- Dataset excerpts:

=-=-=-=-=

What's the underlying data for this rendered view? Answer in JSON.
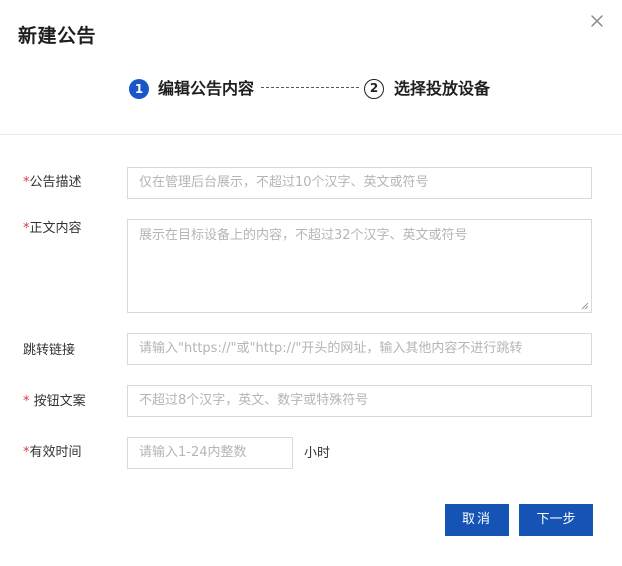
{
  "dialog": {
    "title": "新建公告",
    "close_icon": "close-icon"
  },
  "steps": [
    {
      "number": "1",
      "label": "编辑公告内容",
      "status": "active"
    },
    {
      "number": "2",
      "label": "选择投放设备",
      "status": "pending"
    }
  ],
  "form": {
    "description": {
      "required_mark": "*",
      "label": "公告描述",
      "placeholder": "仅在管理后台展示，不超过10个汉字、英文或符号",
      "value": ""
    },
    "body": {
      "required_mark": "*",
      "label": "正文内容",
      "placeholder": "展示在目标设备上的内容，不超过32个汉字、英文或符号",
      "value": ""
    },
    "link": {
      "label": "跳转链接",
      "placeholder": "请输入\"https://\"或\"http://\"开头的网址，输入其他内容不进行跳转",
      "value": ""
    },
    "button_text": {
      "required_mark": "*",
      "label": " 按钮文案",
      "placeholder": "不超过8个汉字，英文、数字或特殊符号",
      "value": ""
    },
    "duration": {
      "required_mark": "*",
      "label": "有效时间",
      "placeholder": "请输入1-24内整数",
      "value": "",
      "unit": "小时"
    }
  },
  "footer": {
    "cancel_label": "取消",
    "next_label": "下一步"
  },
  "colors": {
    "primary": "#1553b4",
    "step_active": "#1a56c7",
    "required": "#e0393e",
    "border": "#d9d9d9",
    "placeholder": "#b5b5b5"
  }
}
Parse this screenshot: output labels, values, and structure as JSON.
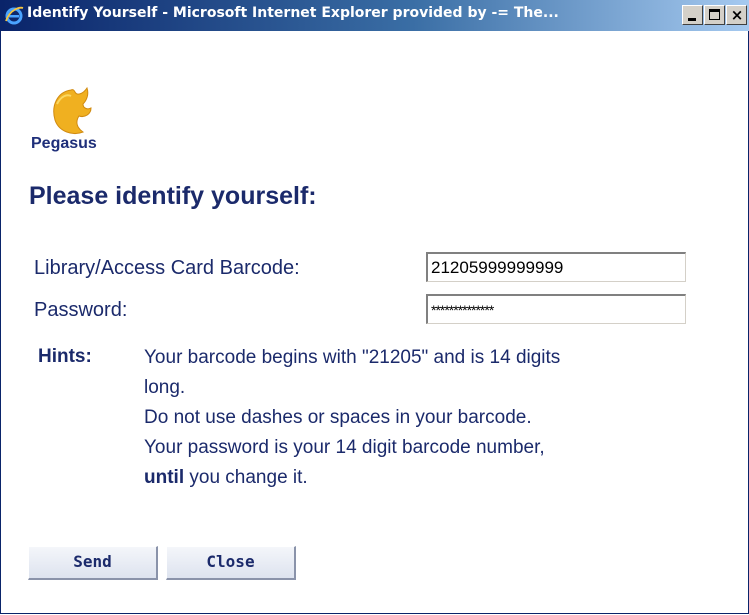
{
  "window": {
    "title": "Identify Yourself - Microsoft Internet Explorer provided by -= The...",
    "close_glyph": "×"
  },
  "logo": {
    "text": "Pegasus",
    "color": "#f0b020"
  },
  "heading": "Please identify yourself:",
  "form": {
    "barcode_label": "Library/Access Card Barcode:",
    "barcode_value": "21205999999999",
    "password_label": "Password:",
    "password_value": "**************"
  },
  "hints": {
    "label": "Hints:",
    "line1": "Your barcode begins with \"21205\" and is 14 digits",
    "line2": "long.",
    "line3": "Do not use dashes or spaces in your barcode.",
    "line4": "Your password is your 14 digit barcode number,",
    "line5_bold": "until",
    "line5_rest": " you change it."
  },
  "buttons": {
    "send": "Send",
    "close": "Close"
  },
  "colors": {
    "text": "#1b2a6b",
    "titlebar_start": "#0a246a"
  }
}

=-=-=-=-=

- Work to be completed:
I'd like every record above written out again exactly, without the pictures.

- Written answer:
What's the underlying data for this rendered view? Answer in JSON.
{
  "dialog": {
    "title": "新建公告",
    "close_icon": "close-icon"
  },
  "steps": [
    {
      "number": "1",
      "label": "编辑公告内容",
      "status": "active"
    },
    {
      "number": "2",
      "label": "选择投放设备",
      "status": "pending"
    }
  ],
  "form": {
    "description": {
      "required_mark": "*",
      "label": "公告描述",
      "placeholder": "仅在管理后台展示，不超过10个汉字、英文或符号",
      "value": ""
    },
    "body": {
      "required_mark": "*",
      "label": "正文内容",
      "placeholder": "展示在目标设备上的内容，不超过32个汉字、英文或符号",
      "value": ""
    },
    "link": {
      "label": "跳转链接",
      "placeholder": "请输入\"https://\"或\"http://\"开头的网址，输入其他内容不进行跳转",
      "value": ""
    },
    "button_text": {
      "required_mark": "*",
      "label": " 按钮文案",
      "placeholder": "不超过8个汉字，英文、数字或特殊符号",
      "value": ""
    },
    "duration": {
      "required_mark": "*",
      "label": "有效时间",
      "placeholder": "请输入1-24内整数",
      "value": "",
      "unit": "小时"
    }
  },
  "footer": {
    "cancel_label": "取消",
    "next_label": "下一步"
  },
  "colors": {
    "primary": "#1553b4",
    "step_active": "#1a56c7",
    "required": "#e0393e",
    "border": "#d9d9d9",
    "placeholder": "#b5b5b5"
  }
}
Parse this screenshot: output labels, values, and structure as JSON.
{
  "window": {
    "title": "Identify Yourself - Microsoft Internet Explorer provided by -= The...",
    "close_glyph": "×"
  },
  "logo": {
    "text": "Pegasus",
    "color": "#f0b020"
  },
  "heading": "Please identify yourself:",
  "form": {
    "barcode_label": "Library/Access Card Barcode:",
    "barcode_value": "21205999999999",
    "password_label": "Password:",
    "password_value": "**************"
  },
  "hints": {
    "label": "Hints:",
    "line1": "Your barcode begins with \"21205\" and is 14 digits",
    "line2": "long.",
    "line3": "Do not use dashes or spaces in your barcode.",
    "line4": "Your password is your 14 digit barcode number,",
    "line5_bold": "until",
    "line5_rest": " you change it."
  },
  "buttons": {
    "send": "Send",
    "close": "Close"
  },
  "colors": {
    "text": "#1b2a6b",
    "titlebar_start": "#0a246a"
  }
}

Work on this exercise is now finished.